Line filter on the word "icon": copy each matching line from the entries.

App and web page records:

★ ★ ★

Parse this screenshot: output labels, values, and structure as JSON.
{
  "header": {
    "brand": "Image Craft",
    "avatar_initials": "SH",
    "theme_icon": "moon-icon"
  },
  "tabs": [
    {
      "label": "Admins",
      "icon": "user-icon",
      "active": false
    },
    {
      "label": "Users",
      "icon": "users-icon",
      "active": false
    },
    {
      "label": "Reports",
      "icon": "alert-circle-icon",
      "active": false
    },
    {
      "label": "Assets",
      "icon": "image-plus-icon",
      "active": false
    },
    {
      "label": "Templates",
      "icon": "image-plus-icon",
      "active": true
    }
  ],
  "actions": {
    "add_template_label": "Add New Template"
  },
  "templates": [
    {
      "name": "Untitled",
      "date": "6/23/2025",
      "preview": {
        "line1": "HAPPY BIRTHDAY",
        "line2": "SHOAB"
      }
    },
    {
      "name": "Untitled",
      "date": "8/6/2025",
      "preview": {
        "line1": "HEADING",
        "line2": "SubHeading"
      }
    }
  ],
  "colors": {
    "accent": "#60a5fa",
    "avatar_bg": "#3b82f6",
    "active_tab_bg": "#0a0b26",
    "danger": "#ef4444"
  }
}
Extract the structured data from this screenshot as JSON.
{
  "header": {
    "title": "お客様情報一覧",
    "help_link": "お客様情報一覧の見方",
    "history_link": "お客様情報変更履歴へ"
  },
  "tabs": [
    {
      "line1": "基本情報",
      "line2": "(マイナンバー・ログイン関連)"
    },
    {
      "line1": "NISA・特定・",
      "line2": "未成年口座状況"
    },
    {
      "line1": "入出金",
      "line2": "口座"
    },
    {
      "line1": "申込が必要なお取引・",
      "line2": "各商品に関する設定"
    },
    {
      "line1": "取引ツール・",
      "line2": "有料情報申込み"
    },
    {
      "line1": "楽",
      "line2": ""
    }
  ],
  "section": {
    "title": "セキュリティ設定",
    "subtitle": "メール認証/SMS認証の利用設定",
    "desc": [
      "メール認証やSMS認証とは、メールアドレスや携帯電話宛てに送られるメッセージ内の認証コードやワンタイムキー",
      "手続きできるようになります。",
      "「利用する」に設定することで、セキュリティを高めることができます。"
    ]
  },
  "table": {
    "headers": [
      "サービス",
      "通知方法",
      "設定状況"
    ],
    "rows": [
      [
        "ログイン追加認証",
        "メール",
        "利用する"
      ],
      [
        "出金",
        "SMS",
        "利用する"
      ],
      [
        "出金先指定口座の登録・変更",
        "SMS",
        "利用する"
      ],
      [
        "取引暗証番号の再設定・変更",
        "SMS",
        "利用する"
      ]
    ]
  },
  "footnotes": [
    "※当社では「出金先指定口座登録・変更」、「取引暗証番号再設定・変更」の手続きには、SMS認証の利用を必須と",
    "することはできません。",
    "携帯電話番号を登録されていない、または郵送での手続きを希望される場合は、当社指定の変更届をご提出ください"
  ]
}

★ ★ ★

## Solution for this task
    "theme_icon": "moon-icon"
      "icon": "user-icon",
      "icon": "users-icon",
      "icon": "alert-circle-icon",
      "icon": "image-plus-icon",
      "icon": "image-plus-icon",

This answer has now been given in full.